One factor correlating to identification as an Independent voter was education.

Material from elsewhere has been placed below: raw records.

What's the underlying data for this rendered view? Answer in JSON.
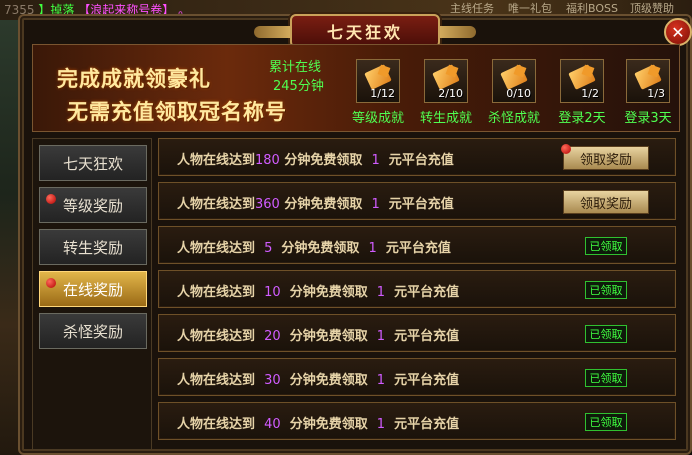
{
  "background": {
    "chat_prefix": "7355",
    "chat_green": "】掉落",
    "chat_magenta": "【浪起来称号卷】",
    "chat_suffix": "。",
    "tabs": [
      "主线任务",
      "唯一礼包",
      "福利BOSS",
      "顶级赞助"
    ]
  },
  "window": {
    "title": "七天狂欢",
    "close_glyph": "✕"
  },
  "banner": {
    "line1": "完成成就领豪礼",
    "line2": "无需充值领取冠名称号",
    "online_label": "累计在线",
    "online_value": "245分钟"
  },
  "achievements": [
    {
      "count": "1/12",
      "label": "等级成就"
    },
    {
      "count": "2/10",
      "label": "转生成就"
    },
    {
      "count": "0/10",
      "label": "杀怪成就"
    },
    {
      "count": "1/2",
      "label": "登录2天"
    },
    {
      "count": "1/3",
      "label": "登录3天"
    }
  ],
  "nav": [
    {
      "label": "七天狂欢",
      "active": false,
      "dot": false
    },
    {
      "label": "等级奖励",
      "active": false,
      "dot": true
    },
    {
      "label": "转生奖励",
      "active": false,
      "dot": false
    },
    {
      "label": "在线奖励",
      "active": true,
      "dot": true
    },
    {
      "label": "杀怪奖励",
      "active": false,
      "dot": false
    }
  ],
  "rows": [
    {
      "prefix": "人物在线达到",
      "minutes": "180",
      "mid": "分钟免费领取",
      "amount": "1",
      "suffix": "元平台充值",
      "status": "领取奖励",
      "claimable": true,
      "dot": true
    },
    {
      "prefix": "人物在线达到",
      "minutes": "360",
      "mid": "分钟免费领取",
      "amount": "1",
      "suffix": "元平台充值",
      "status": "领取奖励",
      "claimable": true,
      "dot": false
    },
    {
      "prefix": "人物在线达到",
      "minutes": "5",
      "mid": "分钟免费领取",
      "amount": "1",
      "suffix": "元平台充值",
      "status": "已领取",
      "claimable": false,
      "dot": false
    },
    {
      "prefix": "人物在线达到",
      "minutes": "10",
      "mid": "分钟免费领取",
      "amount": "1",
      "suffix": "元平台充值",
      "status": "已领取",
      "claimable": false,
      "dot": false
    },
    {
      "prefix": "人物在线达到",
      "minutes": "20",
      "mid": "分钟免费领取",
      "amount": "1",
      "suffix": "元平台充值",
      "status": "已领取",
      "claimable": false,
      "dot": false
    },
    {
      "prefix": "人物在线达到",
      "minutes": "30",
      "mid": "分钟免费领取",
      "amount": "1",
      "suffix": "元平台充值",
      "status": "已领取",
      "claimable": false,
      "dot": false
    },
    {
      "prefix": "人物在线达到",
      "minutes": "40",
      "mid": "分钟免费领取",
      "amount": "1",
      "suffix": "元平台充值",
      "status": "已领取",
      "claimable": false,
      "dot": false
    }
  ]
}
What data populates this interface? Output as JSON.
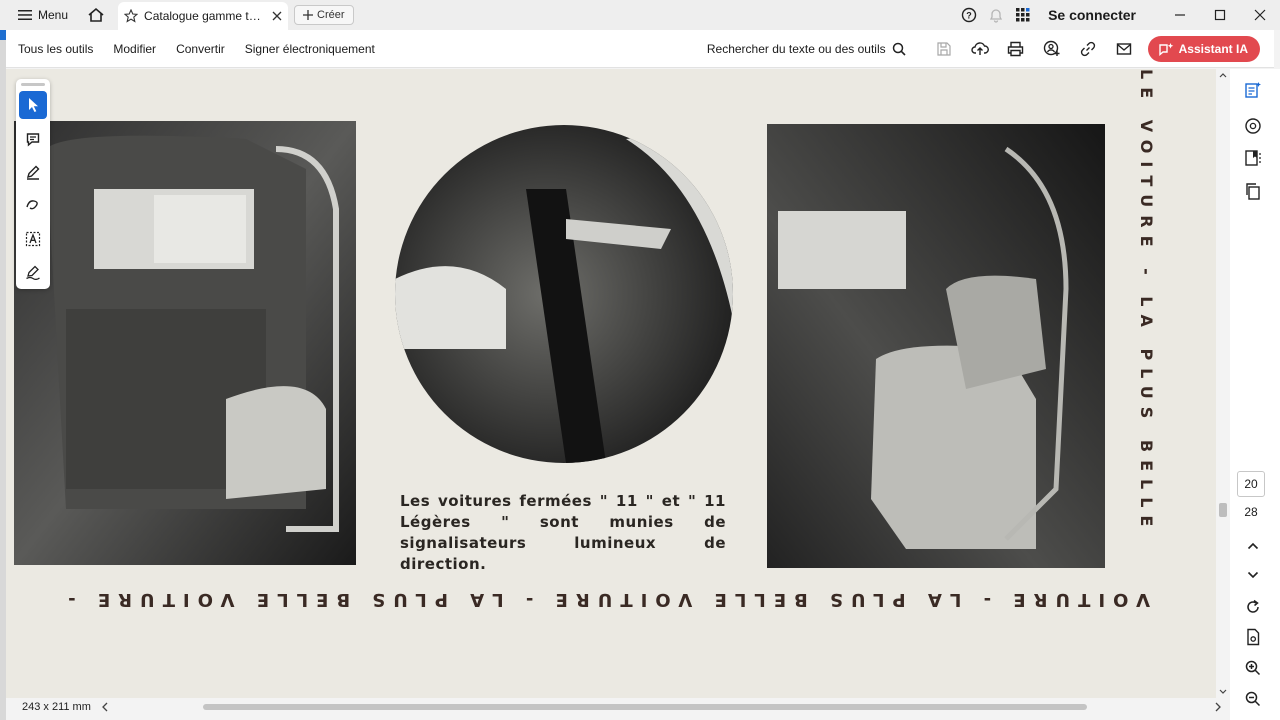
{
  "titlebar": {
    "menu_label": "Menu",
    "tab_title": "Catalogue gamme tou...",
    "create_label": "Créer",
    "connect_label": "Se connecter"
  },
  "toolbar": {
    "items": [
      "Tous les outils",
      "Modifier",
      "Convertir",
      "Signer électroniquement"
    ],
    "search_label": "Rechercher du texte ou des outils",
    "ai_label": "Assistant IA"
  },
  "document": {
    "caption": "Les voitures fermées \" 11 \" et \" 11 Légères \" sont munies de signalisateurs lumineux de direction.",
    "vertical_text": "LE VOITURE - LA PLUS BELLE",
    "upside_down_text": "VOITURE - LA PLUS BELLE VOITURE - LA PLUS BELLE VOITURE -"
  },
  "page_nav": {
    "current": "20",
    "total": "28"
  },
  "status": {
    "dimensions": "243 x 211 mm"
  },
  "colors": {
    "accent": "#1a69d4",
    "ai_button": "#e2494f",
    "paper": "#ebe9e2"
  }
}
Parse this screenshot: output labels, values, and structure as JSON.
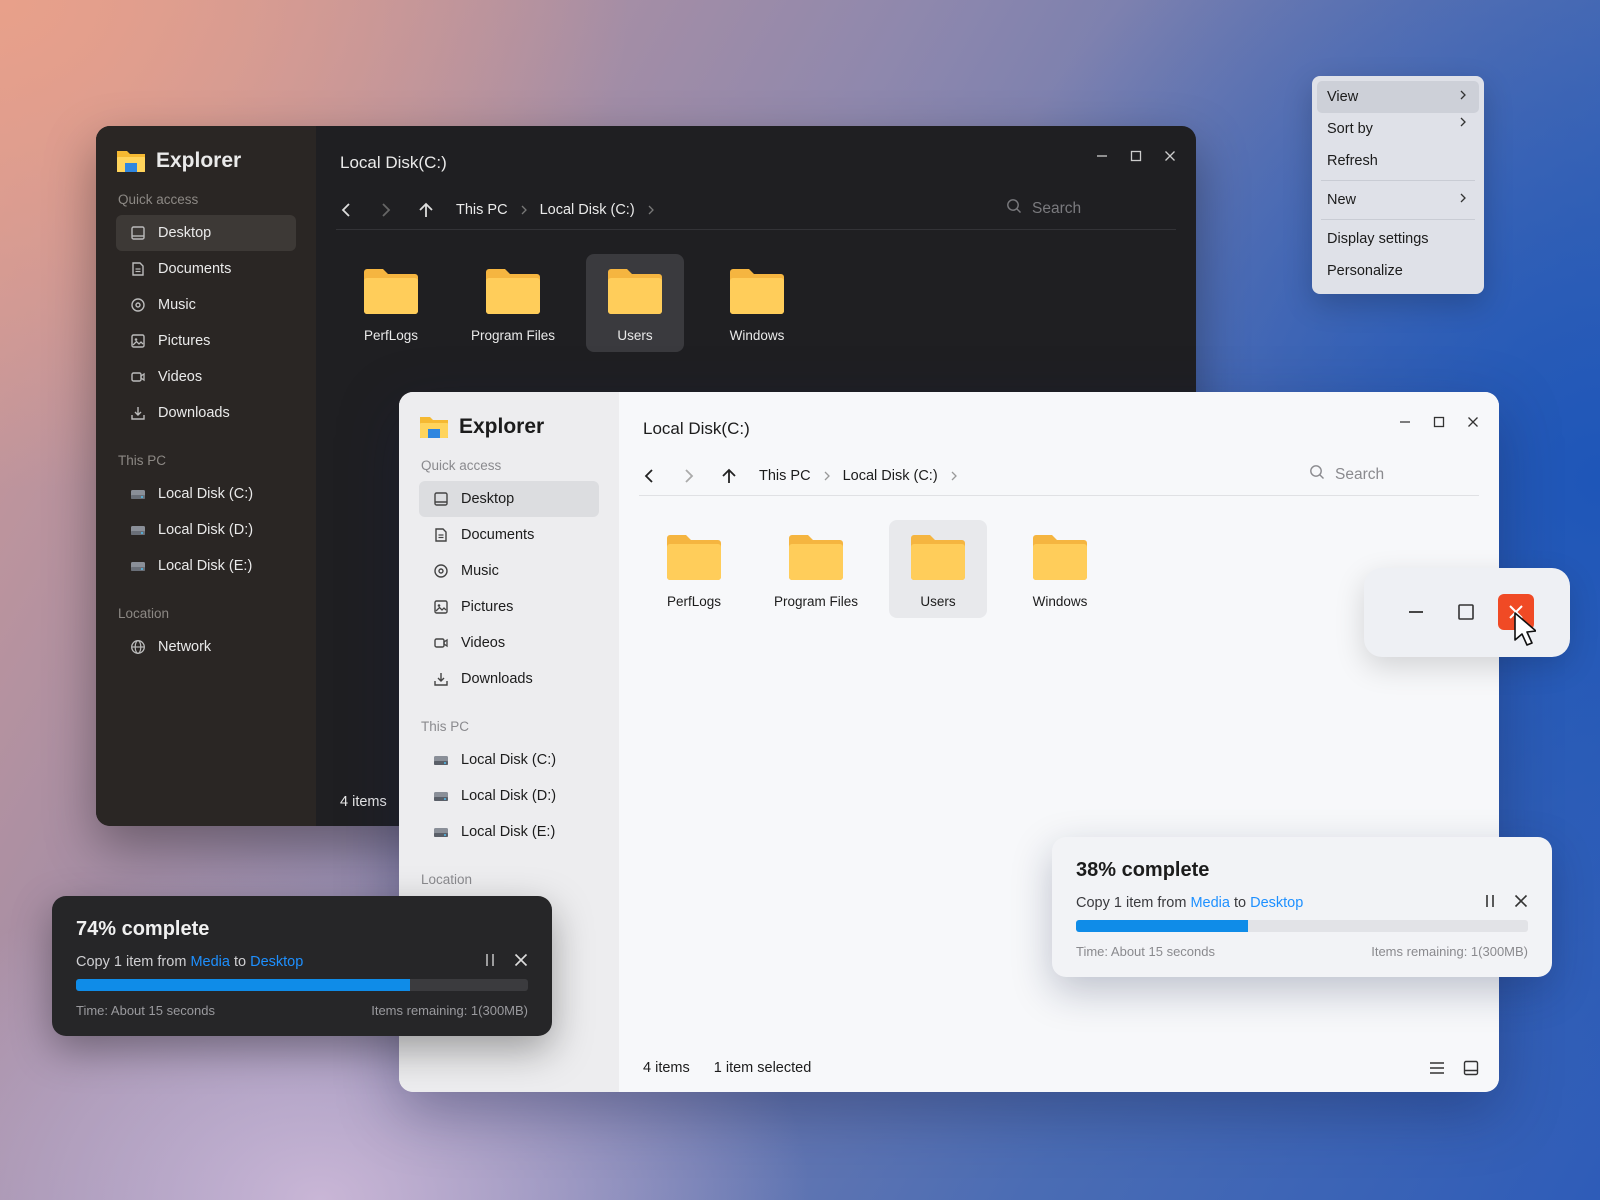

A significant increase was found in occurrence of Independents between respondents whose highest education level was community college and those with Bachelor’s degrees. 25.4% of respondents identifying high school as their highest level of education, 29% of those who attended community college, 34.7% of respondents with Bachelor’s degrees and 35.4% of respondents with post-graduate degrees identify themselves as Independent voters.
When it came to gender, men are more likely than women to identify as Independents:
Independent voting does not noticeably increase or decrease with age: Independent voters are most common within the 18-19 age bracket (32.9%), 30-39 cohort (32.8%), and the 40-49 year old group (33.1%). Respondents aged 20-29 are least likely to identify as Independent voters (25.5%), followed by respondents aged 60 and above (28.9%).
African Americans are the least likely ethnic group to identify as Independent voters (15.7%). All other ethnicities report a much higher proportion of Independent voters: Caucasian (32.6%), Hispanic American (29.6), Asian American (37%) and other (34.6%).
Findings are based on a poll of 3,011 participants from October 2011 to March 2012. The margin of error is 1.8% and at a 95% confidence level.